US6875128Jan 30, 2003Apr 5, 2005Michael D. BonneauGolf putter head
US6899632 *Sep 30, 2002May 31, 2005Dl-45 Inc.Golf putter
US7052412May 7, 2003May 30, 2006Bonneau Michael DLoad transfer arm for putter
US7326128 *Mar 22, 2005Feb 5, 2008Karsten Manufacturing CorporationGolf club head and method of making same
US7431660 *Aug 19, 2005Oct 7, 2008Sri Sports LimitedPutter-type club head
US7520821Dec 18, 2007Apr 21, 2009Karsten Manufacturing CorporationGolf club head and method of making same
WO2005097271A1 *Mar 22, 2005Oct 20, 2005Pinfire Golf LlcA high performance golf putter head
Classifications
U.S. Classification473/341
International ClassificationA63B53/04
Cooperative ClassificationA63B53/0487, A63B2053/0433
European ClassificationA63B53/04P
Legal Events
DateCodeEventDescription
Jan 18, 2000FPExpired due to failure to pay maintenance fee
Effective date: 19991107
Nov 7, 1999LAPSLapse for failure to pay maintenance fees
Jun 1, 1999REMIMaintenance fee reminder mailed
Apr 4, 1995ASAssignment

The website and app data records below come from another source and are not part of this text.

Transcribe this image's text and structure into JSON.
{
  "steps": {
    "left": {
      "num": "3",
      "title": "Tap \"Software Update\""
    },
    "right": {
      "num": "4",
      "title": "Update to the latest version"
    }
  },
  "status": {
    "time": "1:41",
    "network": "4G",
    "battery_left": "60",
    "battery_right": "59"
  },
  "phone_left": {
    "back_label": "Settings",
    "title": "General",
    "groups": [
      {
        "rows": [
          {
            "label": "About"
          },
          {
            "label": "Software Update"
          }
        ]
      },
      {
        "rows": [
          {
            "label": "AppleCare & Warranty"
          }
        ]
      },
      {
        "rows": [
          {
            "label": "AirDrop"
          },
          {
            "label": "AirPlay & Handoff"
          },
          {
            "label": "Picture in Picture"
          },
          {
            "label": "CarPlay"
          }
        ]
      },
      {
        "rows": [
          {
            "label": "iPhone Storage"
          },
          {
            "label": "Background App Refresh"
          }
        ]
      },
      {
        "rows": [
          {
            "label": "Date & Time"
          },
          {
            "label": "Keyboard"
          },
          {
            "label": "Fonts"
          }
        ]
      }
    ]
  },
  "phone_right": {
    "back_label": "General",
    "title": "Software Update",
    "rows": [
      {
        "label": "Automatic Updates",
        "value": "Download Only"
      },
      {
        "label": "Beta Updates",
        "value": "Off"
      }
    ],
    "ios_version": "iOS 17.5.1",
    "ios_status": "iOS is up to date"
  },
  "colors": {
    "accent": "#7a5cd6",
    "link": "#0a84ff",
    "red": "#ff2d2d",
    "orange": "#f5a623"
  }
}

Owner name: KOEHLER, TERRY B.
Free format text: ASSIGNMENT OF ASSIGNORS INTEREST;ASSIGNOR:BEN HOGAN COMPANY, A VIRGINIA CORPORATION;REEL/FRAME:007401/0152
Effective date: 19950303
Feb 15, 1994ASAssignment
Owner name: BEN HOGAN COMPANY, VIRGINIA
Free format text: ASSIGNMENT OF ASSIGNORS INTEREST;ASSIGNOR:KOEHLER, TERRY B.;REEL/FRAME:006854/0918
Effective date: 19931103